In short, DW-Nominate (not 'Dominate,' as this blog post erroneously calls
it) is a scoring method that looks at the voting records of legislators and ranks them on a liberal-conservative scale. The scoring method is designed be consistent over time, so that different legislators in different periods can theoretically be compared to one another.
Specifically, notice the hockey stick shaped turn in the red line at the 94th Congress (1975), whereas the blue line has not really budged since then.
What does this mean?
It means that the Republican party has sprinted very far to the right since that time, while the Democratic party has remained just a step or two to the left of center. In other words, the Democrats have not turned into raging 'socialists,' despite what Fox News might tell you. But the Republicans have become a party that governs from the far right, yet somehow has managed to carry about half of the American electorate along with them (most likely unbeknownst to some of those voters, whose party identification is stable, even if their party's ideology is not).

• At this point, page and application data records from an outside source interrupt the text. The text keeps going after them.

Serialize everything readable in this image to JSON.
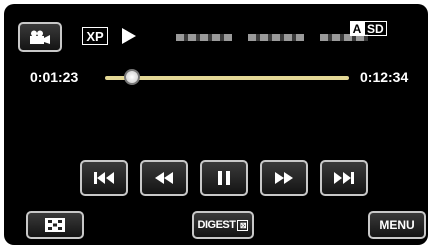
{
  "top_bar": {
    "mode_icon": "camcorder-icon",
    "quality": "XP",
    "play_state_icon": "play-icon",
    "media": {
      "a": "A",
      "sd": "SD"
    }
  },
  "timeline": {
    "elapsed": "0:01:23",
    "total": "0:12:34",
    "progress": 0.11
  },
  "controls": [
    "skip-back-icon",
    "rewind-icon",
    "pause-icon",
    "fast-forward-icon",
    "skip-forward-icon"
  ],
  "bottom_bar": {
    "thumbnail_icon": "index-grid-icon",
    "digest_label": "DIGEST",
    "digest_mark": "⊠",
    "menu_label": "MENU"
  }
}
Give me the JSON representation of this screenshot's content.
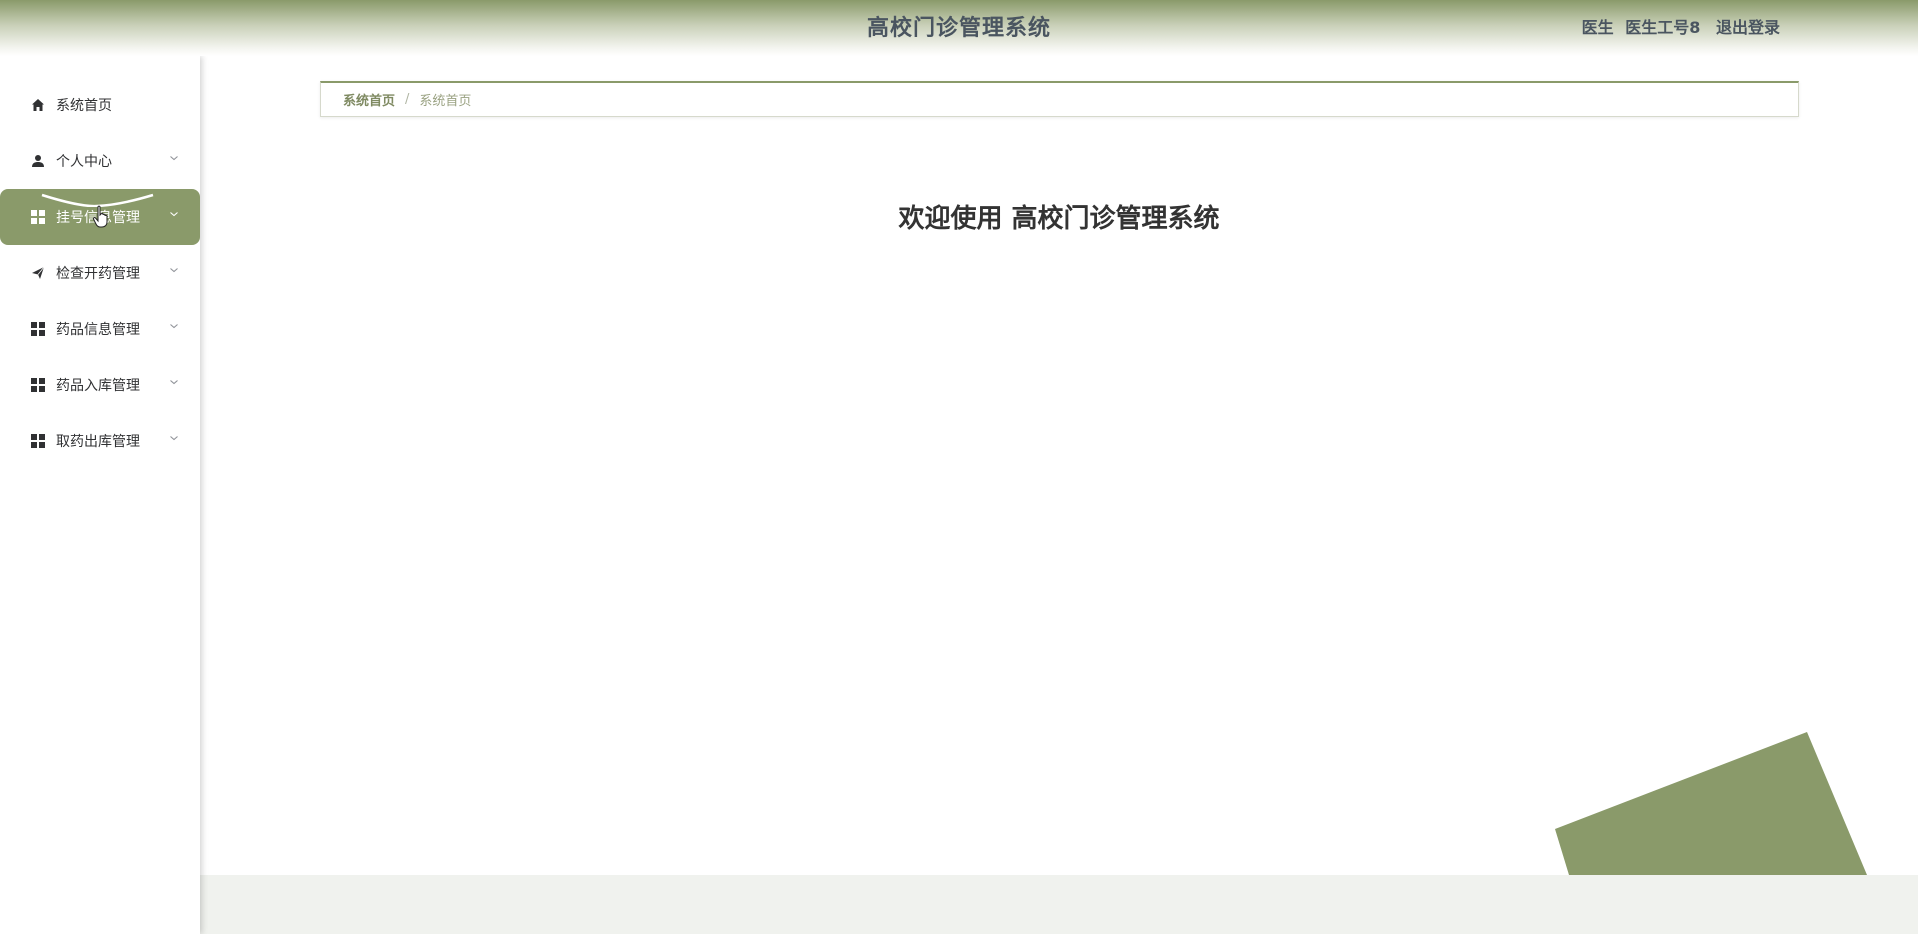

As far as I am aware, DW-Nominate is about as non-controversial a measurement technique as there is (i.e. it has not been accused of having some sort of pernicious liberal bias). And it can be used to tell us lots of other interesting things: for example, that Paul Ryan is the most extremist VP pick for either party (highest or lowest DW-Nominate score) since at least 1900.